Then I realized that I have a blog. I can write about it whenever I feel like it.
So, I've talked about this in the past. As a wiry guy who struggled to get myself up to a weight and build that would qualify me as appearing to be somewhat strong, I absolutely believe that this exists. Anyone who has read or listened to anything that Dave L has said knows he's a stand-up guy who knows what he's talking about. He doesn't believe that hardgainers exist. It's just a person who doesn't train right, train hard enough, eat properly, and/or get the rest that they need to grow.
In a sense, he's right. In theory, there is should be no such thing as a hardgainer. If you get enough rest and eat enough of the right foods while doing some good, hard time in your respective gym, then the gains will come. I won't dispute that gains are a result of having the right programming, even the crazier levels of training.
The reason why I disagree with Dave, and many other strength athletes, and believe that the hardgainer definitely exists is that we don't all live the same lives. Dave was a pro basketball player who transitioned into a strength and conditioning coach. His opinion is probably based on his life experiences. He's lived his life, in one way or another, as a professional strength trainer. People like that live a life where being athletically strong as a job. If they have to train for hours a day, eat thousands of calories in a single meal, and sleep 12 hours a day, then that's what they do because it's their job! Physical growth and progress determines whether people like this have a living or not.
It's a different world than the rest of us where our strength training becomes a hybrid of a hobby and hygiene. We have jobs that don't involve the stuff we do in the gym. Since it's not probably not necessary to have the best, most heaviest squat in the world, we don't have the luxury to adjust our entire life to make that goal happen since it doesn't pay bills.
Tom Platz's leg training is a great example of what I'm talking about. I read somewhere that the training that build arguably the greatest legs in bodybuilding history required so much intensity and work that he would count out how many steps he'd have to take in his day-to-day life, taking care not to walk anymore than necessary so he wouldn't hinder his recovery.
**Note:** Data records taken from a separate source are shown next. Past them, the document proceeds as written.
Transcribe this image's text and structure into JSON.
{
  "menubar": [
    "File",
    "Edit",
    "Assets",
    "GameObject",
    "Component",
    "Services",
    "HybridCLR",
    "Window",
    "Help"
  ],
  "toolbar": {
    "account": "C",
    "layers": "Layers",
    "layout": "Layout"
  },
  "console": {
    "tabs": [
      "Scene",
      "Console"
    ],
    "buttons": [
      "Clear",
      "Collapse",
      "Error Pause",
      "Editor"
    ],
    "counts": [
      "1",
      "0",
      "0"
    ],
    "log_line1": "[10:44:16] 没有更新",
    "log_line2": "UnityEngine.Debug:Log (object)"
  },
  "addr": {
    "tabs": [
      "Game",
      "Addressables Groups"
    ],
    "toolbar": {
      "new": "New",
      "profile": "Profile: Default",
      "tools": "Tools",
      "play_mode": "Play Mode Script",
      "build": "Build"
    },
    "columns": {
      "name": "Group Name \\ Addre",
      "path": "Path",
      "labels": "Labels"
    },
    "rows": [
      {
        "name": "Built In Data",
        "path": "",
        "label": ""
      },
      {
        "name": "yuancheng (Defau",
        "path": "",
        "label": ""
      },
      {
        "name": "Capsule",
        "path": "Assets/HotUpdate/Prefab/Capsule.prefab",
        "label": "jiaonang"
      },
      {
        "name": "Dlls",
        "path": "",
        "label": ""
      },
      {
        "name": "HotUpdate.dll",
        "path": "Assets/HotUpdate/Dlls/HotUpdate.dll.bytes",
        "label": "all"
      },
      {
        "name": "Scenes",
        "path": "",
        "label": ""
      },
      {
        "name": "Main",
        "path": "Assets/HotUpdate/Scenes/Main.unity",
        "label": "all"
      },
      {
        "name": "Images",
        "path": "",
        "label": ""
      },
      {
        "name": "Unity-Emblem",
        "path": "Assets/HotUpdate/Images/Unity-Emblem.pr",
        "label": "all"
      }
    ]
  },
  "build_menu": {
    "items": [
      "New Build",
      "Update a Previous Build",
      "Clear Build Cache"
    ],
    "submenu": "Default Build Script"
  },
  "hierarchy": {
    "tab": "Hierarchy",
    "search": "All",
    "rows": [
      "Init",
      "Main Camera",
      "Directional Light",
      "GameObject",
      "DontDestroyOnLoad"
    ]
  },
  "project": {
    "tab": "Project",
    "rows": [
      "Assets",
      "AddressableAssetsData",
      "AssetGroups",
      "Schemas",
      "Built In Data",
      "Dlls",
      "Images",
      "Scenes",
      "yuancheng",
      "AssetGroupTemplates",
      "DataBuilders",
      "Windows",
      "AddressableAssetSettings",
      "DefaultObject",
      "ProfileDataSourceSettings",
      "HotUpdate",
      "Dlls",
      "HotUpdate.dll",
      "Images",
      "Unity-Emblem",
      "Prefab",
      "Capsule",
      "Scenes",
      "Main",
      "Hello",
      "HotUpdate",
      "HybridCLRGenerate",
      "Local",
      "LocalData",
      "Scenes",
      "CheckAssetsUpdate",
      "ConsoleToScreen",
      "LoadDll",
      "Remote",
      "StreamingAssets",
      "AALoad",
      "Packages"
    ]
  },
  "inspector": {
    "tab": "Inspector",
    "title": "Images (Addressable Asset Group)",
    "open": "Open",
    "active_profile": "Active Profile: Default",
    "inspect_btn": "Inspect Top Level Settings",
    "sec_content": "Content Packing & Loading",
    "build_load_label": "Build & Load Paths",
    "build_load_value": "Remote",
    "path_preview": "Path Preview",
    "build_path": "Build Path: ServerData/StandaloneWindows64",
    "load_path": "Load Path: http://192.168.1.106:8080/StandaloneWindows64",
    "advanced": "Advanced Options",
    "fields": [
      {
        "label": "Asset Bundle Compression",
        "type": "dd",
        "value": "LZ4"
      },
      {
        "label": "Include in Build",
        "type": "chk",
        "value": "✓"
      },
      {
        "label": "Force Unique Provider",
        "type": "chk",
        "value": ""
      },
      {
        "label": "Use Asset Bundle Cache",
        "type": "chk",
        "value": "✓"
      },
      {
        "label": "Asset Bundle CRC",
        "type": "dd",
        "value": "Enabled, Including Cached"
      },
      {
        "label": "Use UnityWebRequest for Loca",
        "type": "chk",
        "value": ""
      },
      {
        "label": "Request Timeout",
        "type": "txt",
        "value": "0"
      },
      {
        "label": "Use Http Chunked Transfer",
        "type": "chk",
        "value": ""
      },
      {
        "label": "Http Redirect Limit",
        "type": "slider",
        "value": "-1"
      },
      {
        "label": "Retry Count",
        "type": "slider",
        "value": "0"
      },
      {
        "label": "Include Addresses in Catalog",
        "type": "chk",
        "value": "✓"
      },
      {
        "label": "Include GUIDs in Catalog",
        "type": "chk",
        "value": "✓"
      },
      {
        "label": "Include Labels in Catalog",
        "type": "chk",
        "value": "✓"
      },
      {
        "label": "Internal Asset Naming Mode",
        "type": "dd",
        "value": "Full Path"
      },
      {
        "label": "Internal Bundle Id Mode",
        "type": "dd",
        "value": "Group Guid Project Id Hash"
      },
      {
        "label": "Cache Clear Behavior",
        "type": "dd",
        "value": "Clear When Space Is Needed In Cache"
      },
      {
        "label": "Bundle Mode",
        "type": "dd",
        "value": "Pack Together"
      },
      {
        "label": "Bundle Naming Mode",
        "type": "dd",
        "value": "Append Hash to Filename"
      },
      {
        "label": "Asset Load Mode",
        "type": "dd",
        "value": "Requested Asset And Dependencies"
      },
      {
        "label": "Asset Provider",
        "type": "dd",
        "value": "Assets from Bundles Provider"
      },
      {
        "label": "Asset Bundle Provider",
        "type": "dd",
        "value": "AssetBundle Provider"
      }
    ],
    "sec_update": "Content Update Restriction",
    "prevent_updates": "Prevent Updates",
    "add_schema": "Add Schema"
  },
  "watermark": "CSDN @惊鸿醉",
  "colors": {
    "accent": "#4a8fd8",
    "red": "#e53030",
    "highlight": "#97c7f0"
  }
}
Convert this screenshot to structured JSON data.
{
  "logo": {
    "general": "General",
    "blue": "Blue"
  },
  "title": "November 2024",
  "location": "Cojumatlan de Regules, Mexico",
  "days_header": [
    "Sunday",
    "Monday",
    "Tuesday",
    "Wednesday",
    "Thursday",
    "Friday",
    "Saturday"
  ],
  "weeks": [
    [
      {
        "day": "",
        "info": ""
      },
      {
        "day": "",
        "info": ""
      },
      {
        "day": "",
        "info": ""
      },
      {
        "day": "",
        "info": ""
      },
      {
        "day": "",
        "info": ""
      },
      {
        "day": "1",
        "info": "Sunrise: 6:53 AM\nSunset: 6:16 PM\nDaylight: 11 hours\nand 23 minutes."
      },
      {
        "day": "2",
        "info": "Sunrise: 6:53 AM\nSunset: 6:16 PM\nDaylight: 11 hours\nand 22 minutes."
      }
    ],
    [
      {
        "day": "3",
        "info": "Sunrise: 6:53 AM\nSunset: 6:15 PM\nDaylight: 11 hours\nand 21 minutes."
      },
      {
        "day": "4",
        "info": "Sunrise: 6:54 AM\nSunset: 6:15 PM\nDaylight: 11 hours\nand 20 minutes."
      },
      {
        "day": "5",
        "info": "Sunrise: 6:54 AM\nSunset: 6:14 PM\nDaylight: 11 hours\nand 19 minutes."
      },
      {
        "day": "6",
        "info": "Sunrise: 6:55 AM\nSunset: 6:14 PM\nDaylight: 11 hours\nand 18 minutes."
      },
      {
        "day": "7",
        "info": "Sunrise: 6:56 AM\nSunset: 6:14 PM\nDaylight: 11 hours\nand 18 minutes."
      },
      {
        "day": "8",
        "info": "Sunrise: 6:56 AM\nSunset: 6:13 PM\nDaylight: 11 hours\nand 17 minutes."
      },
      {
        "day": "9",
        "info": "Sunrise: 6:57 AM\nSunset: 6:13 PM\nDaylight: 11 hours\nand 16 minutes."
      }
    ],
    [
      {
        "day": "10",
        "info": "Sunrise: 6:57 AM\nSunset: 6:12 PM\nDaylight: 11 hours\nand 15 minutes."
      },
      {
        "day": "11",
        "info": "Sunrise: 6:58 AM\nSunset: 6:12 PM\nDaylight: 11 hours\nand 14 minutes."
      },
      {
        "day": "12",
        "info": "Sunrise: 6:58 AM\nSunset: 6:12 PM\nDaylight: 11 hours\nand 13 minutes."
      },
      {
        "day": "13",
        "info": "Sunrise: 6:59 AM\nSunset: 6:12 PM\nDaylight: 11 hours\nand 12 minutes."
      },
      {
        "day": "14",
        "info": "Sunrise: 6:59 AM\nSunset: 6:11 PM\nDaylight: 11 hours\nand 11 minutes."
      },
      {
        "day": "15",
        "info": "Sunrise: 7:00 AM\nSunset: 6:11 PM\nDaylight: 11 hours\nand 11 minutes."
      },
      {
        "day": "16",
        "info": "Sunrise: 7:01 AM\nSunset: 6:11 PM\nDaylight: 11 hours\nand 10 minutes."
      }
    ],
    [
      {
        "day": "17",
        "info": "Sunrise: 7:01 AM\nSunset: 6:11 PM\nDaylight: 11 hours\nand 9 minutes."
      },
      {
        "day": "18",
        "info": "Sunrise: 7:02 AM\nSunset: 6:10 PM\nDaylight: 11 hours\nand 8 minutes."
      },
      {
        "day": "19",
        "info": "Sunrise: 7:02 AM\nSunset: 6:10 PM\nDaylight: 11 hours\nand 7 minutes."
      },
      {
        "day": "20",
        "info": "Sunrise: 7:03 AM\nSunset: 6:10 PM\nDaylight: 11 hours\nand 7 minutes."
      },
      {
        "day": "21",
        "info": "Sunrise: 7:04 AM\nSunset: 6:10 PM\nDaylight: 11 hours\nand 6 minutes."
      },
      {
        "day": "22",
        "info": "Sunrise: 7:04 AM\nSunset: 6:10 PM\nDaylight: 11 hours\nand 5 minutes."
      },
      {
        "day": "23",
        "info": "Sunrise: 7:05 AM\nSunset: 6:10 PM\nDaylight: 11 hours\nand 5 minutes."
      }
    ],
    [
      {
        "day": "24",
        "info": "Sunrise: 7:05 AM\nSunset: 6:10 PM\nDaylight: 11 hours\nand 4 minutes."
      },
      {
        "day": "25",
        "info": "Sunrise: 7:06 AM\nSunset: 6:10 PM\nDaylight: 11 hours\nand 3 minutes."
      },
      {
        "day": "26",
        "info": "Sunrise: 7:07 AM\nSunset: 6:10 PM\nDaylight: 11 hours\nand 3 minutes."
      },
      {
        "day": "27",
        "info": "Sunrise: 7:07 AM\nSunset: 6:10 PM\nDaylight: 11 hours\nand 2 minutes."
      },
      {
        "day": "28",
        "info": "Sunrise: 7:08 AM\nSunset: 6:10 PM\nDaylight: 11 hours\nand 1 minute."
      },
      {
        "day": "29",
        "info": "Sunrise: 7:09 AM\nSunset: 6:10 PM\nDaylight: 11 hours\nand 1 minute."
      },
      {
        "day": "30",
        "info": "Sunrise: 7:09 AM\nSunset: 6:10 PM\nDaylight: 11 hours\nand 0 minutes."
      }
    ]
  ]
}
How many of us can intentionally cut back on how much we walk so we can recover from such a routine? I can't speak for everyone but for work, I often walk several miles every day. My leg training has to accommodate that part of my job.
Furthermore, there is no denying that some of us are more physically blessed than others. Some people are born with the ability to do crazy strength training for long periods of time far easier than others. There's certainly a genetic factor. Then there's also evidence to support that environment and diet as a youth greatly affect how strong a body becomes later in life.
The belief or denial of the hardgainer phenomenon reminds me of the whole labratory/school vs. real life arguments that happen in so many other facets of life. I hate to degrade the brave efforts of our subculture's gym rats by comparing them to book-smart-street stupid places of learning but there are a lot of things that they do that are inaccessible to the average trainer who doesn't have the luxury of molding their life completely around the efforts in the gym. In a sense, their strength training rituals are a completely different animal than what most of us end up doing. In their lives, hardgaining doesn't...no, CAN'T exist. For the rest us, we need a more measured approach.
Now, can someone kindly approve my application already?